WHAT YOU SHOULD DO
If a line in the entries below includes the string "label", copy it out.

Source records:
════════════════════
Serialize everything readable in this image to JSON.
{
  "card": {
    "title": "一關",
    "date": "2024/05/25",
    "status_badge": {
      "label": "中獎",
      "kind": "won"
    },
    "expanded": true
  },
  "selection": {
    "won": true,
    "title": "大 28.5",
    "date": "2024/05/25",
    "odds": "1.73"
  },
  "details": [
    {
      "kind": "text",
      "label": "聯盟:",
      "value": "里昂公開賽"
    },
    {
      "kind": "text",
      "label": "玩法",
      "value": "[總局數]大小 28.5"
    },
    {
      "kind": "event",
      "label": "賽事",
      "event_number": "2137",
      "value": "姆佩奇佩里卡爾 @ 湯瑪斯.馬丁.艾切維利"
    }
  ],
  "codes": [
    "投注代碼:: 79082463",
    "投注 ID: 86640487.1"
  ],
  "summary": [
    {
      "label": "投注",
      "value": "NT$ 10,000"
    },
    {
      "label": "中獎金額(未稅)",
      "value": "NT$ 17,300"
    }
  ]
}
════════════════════
SOLUTION BELOW
      "label": "中獎",
      "label": "聯盟:",
      "label": "玩法",
      "label": "賽事",
      "label": "投注",
      "label": "中獎金額(未稅)",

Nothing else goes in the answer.